Stand strong legally with data throughout the employee journey
In a termination situation, you must be able to document that your employee has not lived up to the requirements of the position in line with your expectations (unless it is about internal cutbacks or restructuring). This is usually easy to prove. However, it is more difficult to prove that the employee was aware of points of criticism and warnings. After all, how can you improve as an employee if you don't know that you are not performing well enough?
In an integrated HR system, you have an overview of employee development, feedback, and follow-up between manager and employee, which can function as documentation based on data. Documentation of an on-going dialogue between the manager and the employee shows that the employee knew they had not delivered.
When an employee has handed you a resignation, it is good practice to invite the employee to an exit interview. To recognize the employee's efforts and results, but equally to create (or maintain) a positive impression of your company. Former employees can also act as ambassadors—and who knows? Maybe the employee will find their way back to you.
Here are five tips for tackling a good exit interview in your offboarding process.
Prepare the interview well in advance.
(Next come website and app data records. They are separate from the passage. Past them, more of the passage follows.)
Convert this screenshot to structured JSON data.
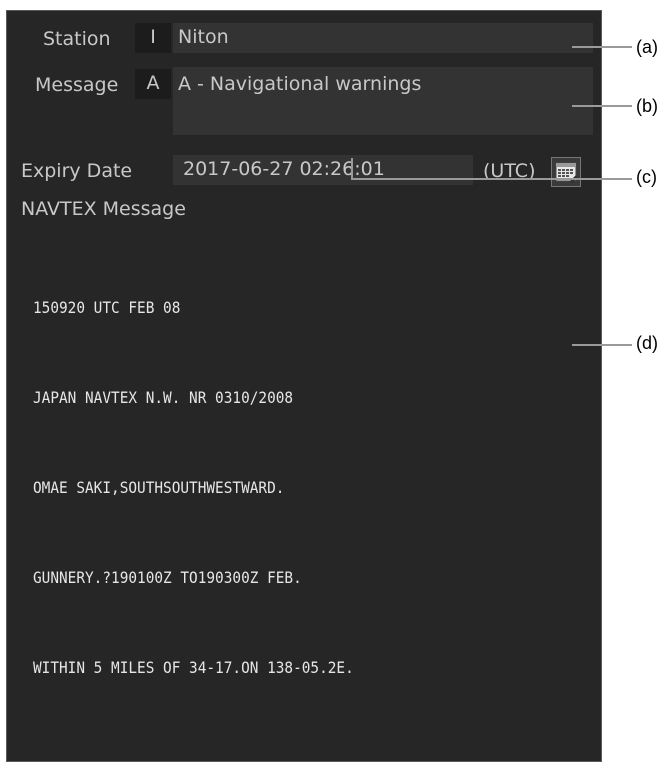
{
  "form": {
    "station_label": "Station",
    "station_code": "I",
    "station_value": "Niton",
    "message_label": "Message",
    "message_code": "A",
    "message_value": "A - Navigational warnings",
    "expiry_label": "Expiry Date",
    "expiry_value": "2017-06-27 02:26:01",
    "expiry_tz": "(UTC)",
    "calendar_icon": "calendar-icon",
    "navtex_label": "NAVTEX Message"
  },
  "navtex_message": {
    "lines": [
      "150920 UTC FEB 08",
      "JAPAN NAVTEX N.W. NR 0310/2008",
      "OMAE SAKI,SOUTHSOUTHWESTWARD.",
      "GUNNERY.?190100Z TO190300Z FEB.",
      "WITHIN 5 MILES OF 34-17.ON 138-05.2E."
    ]
  },
  "callouts": {
    "a": "(a)",
    "b": "(b)",
    "c": "(c)",
    "d": "(d)"
  },
  "colors": {
    "panel_bg": "#262626",
    "field_bg": "#333333",
    "text": "#c8c8c8"
  }
}
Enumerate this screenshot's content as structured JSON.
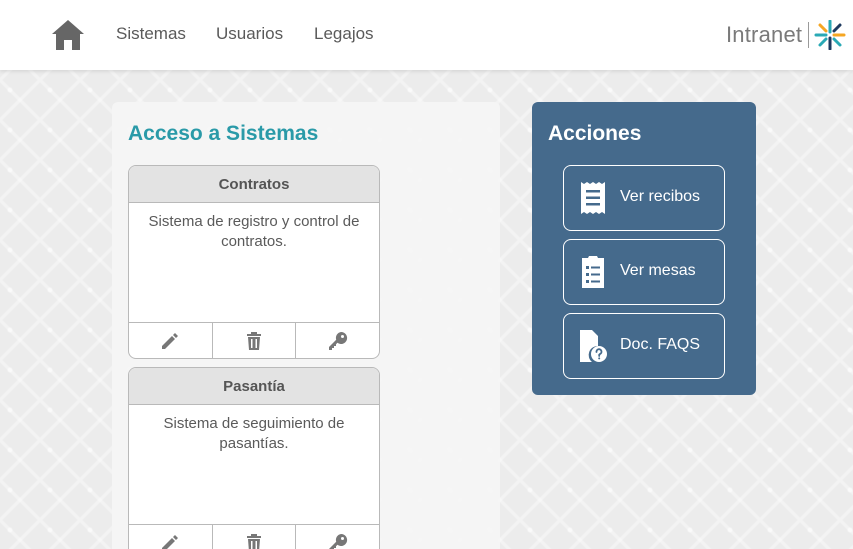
{
  "header": {
    "nav": [
      {
        "label": "Sistemas"
      },
      {
        "label": "Usuarios"
      },
      {
        "label": "Legajos"
      }
    ],
    "brand": "Intranet",
    "home_icon": "home-icon",
    "logo_icon": "asterisk-logo"
  },
  "systems": {
    "title": "Acceso a Sistemas",
    "cards": [
      {
        "name": "Contratos",
        "description": "Sistema de registro y control de contratos.",
        "actions": [
          "pencil-icon",
          "trash-icon",
          "key-icon"
        ]
      },
      {
        "name": "Pasantía",
        "description": "Sistema de seguimiento de pasantías.",
        "actions": [
          "pencil-icon",
          "trash-icon",
          "key-icon"
        ]
      }
    ]
  },
  "actions": {
    "title": "Acciones",
    "buttons": [
      {
        "label": "Ver recibos",
        "icon": "receipt-icon"
      },
      {
        "label": "Ver mesas",
        "icon": "clipboard-list-icon"
      },
      {
        "label": "Doc. FAQS",
        "icon": "file-question-icon"
      }
    ]
  },
  "colors": {
    "accent": "#2a9aa8",
    "actions_panel": "#456a8c",
    "logo_teal": "#2aa9b5",
    "logo_orange": "#f5a623",
    "logo_navy": "#1e3a5f"
  }
}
An exit interview can go in many directions, so plan what you want to know from the employee who is leaving your organization. The angle depends on the department, training, seniority, and previous history in the company.
Create a safe atmosphere. An exit interview can be a vulnerable situation for both parties. Create a safe, positive, and personal atmosphere, so the employee knows that there are no hard feelings. Remember to listen to the employee's wishes and signals both before and during the conversation, so it is just as much the employee's conversation (rather than just yours). Perhaps your employee needs to vent some frustrations—and there must be room for that.
Ask what motivated the employee to seek a new job. What reason(s) made the employee leave the job? Was there any of the employee’s knowledge or skills that we didn't get to use? This is valuable information for you, regardless of whether it was a lack of development opportunities, a terrible boss, too little responsibility, or poor pay. You can use that knowledge to optimize your business and prevent others from following the same path.
Find out the employee's view of your company—including points of criticism and possible solutions. What should we have done in order for you to have stayed? And what can the company generally do better? Input from the ‘horse's mouth’! Remember that you must be aware that the employee may not only want to praise the company. Keep an open mind, even if you may not agree.
Finish off the interview and introduce the employee to the process from here. Thank the employee for the time and their efforts in the company. It is a good idea to explain the process from here. What are the exit data being used for? Let the employee know how you intend to act on concerns, criticisms, and proposed solutions.